Guest blogger Simon Waxman is Managing Editor of Boston Review and has written for WBUR, Alternet, McSweeney's, Jacobin, and others.
Guest blogger Elizabeth Manus is a writer living in New York City. She has been a book review editor at the Boston Phoenix, and a columnist for The New York Observer and Metro.
Guest blogger Sarah Laskow is a freelance writer and editor in New York City. She edits Smithsonian's SmartNews blog and has contributed to Salon, Good, The American Prospect, Bloomberg News, and other publications.
Guest blogger Joshua Glenn is a Boston-based writer, publisher, and freelance semiotician. He was the original Brainiac blogger, and is currently editor of the blog HiLobrow, publisher of a series of Radium Age science fiction novels, and co-author/co-editor of several books, including the story collection "Significant Objects" and the kids' field guide to life "Unbored."

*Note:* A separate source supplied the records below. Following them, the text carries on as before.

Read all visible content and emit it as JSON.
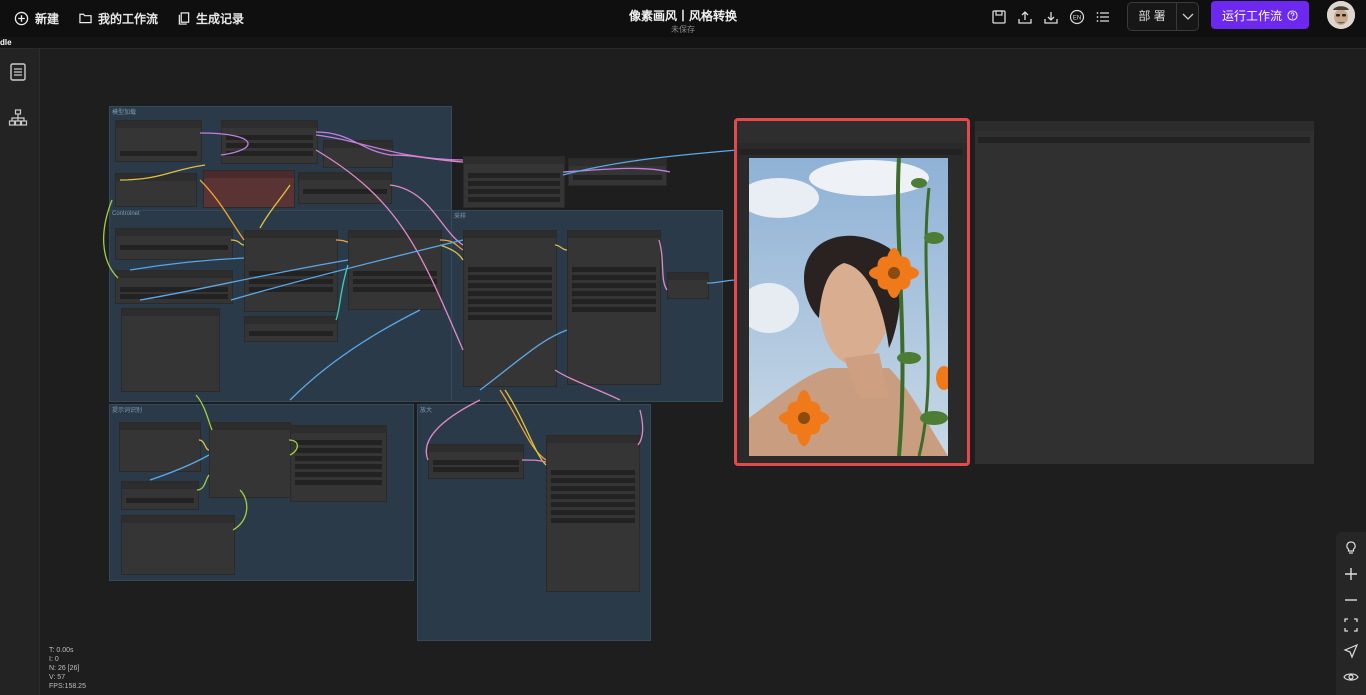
{
  "topbar": {
    "new_label": "新建",
    "my_workflows_label": "我的工作流",
    "history_label": "生成记录",
    "title": "像素画风丨风格转换",
    "subtitle": "未保存",
    "deploy_label": "部 署",
    "run_label": "运行工作流"
  },
  "strip_text": "dle",
  "groups": {
    "g1": "模型加载",
    "g2": "Controlnet",
    "g3": "采样",
    "g4": "提示词识别",
    "g5": "放大"
  },
  "stats": {
    "t": "T: 0.00s",
    "i": "I: 0",
    "n": "N: 26 [26]",
    "v": "V: 57",
    "fps": "FPS:158.25"
  },
  "colors": {
    "accent": "#6d28f0",
    "highlight": "#e5484d",
    "group_bg": "#2b3a48"
  },
  "icons": [
    "plus-circle-icon",
    "folder-icon",
    "history-icon",
    "save-icon",
    "upload-icon",
    "download-icon",
    "language-icon",
    "list-icon",
    "chevron-down-icon",
    "question-icon",
    "document-icon",
    "hierarchy-icon",
    "bulb-icon",
    "zoom-in-icon",
    "zoom-out-icon",
    "fit-view-icon",
    "send-icon",
    "eye-icon"
  ]
}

Guest blogger Ruth Graham is a freelance journalist in New Hampshire, and a frequent Ideas contributor. She is a former features editor for the New York Sun, and has written for publications including Slate and the Wall Street Journal.
Joshua Rothman is a graduate student and Teaching Fellow in the Harvard English department, and an Instructor in Public Policy at the Harvard Kennedy School of Government. He teaches novels and political writing.